My nerves were kind of under control as I put on the oh-so-familiar teal gown (why haven’t they gotten new gowns here yet?!?) after I stripped to the waist.  I’m much more vocal now in the waiting room than the previous years.  I start asking who the survivors are, and they are eager to talk!  It is 90% of the waiting room because we are in a Cancer Center.  It makes the reality of what we are waiting for seem less frightening and there is an instant bond without too many words.

When my name was called, the nice technician talked to me and then told me her best friend was just diagnosed.  She began asking questions, and I began giving her tips to tell her friend as she plops my breast on the machine.  Silly thoughts go through my head — like after the first squeeze I remembered to lift my breast up rather than pull it off the platform because the skin sticks!  I’m applauding myself for remembering from last year!   Soon it is over, and I try to read the tech’s face.  But all I remember is the face of the technician from 3 years ago whose mouth literally dropped when she looked at those cancer-ridden pictures, and though she tried to recover in a professional manner, her face is still is embedded in my head.

Back to the waiting room…I start talking to myself and bargaining. This time without quotation marks!  Okay, I won’t worry for 10 minutes.  They usually have the results in 10 minutes.  If it is longer than 10 minutes, then I will worry.

Kelly Ripa is on the television in the waiting room doing something ridiculous, and I wonder why anyone really likes her.  Then I chastise myself because my old and dear friend, Cathy, loves her, but I think: how can she watch this TV show?  The 10 minutes are up.  OH Lord, please help me, and His peace descends upon me.  Really.  I felt it.  The door opens and a solemn-faced woman about my age calls my name.  In my head I think, gosh, I need to smile more so I don’t get like that and then she says, “I can’t tell you the results in the hallway because of HIPPA” and I’m thinking it is BAD news because last year the woman blurted it out in the hallway.  But we get to the room and her face broke into a smile and she said, “All is well” as she handed me the “ALL CLEAR” letter signed by a real doctor.   I always grab the letter and look at the signature to make sure it says “MD” after the signature! I immediately just grabbed and hugged her and hugged everyone coming down the hallway.  Then I think, Denise, you do that every year, you need a new routine, then I think, who the heck cares – I can’t help it.  Then I tell the techs gathered in the hallway that this is the worst day and the best day of the year all before 9:45 am.

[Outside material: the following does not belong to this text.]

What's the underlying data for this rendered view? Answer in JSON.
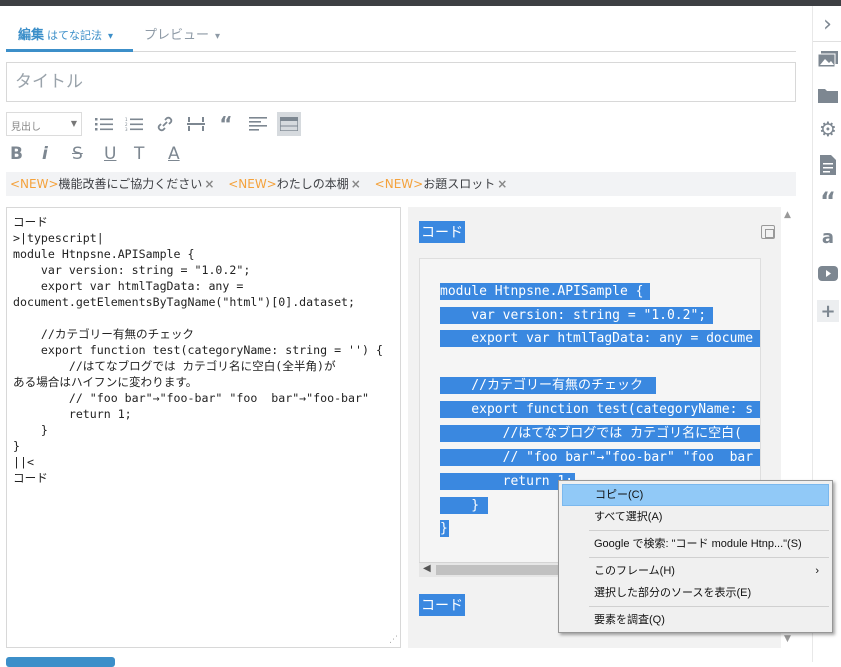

When that paper is handed to you and you hear those words, it is like God is handing you a beautifully wrapped present and in it is your life for another year as you hear a choir of angels in the background.  You think of the magnitude of that gift, look at that package, and tell God, “Thank you for my life.  I don’t want to screw it up.  Tell me what you want me to do this year, and I will do it.”

And I enter back into the waiting room.  Kelly Ripa is still on the television and this time I think:  Kelly is friendly, cute and she is kind of zany.  I understand why people watch her.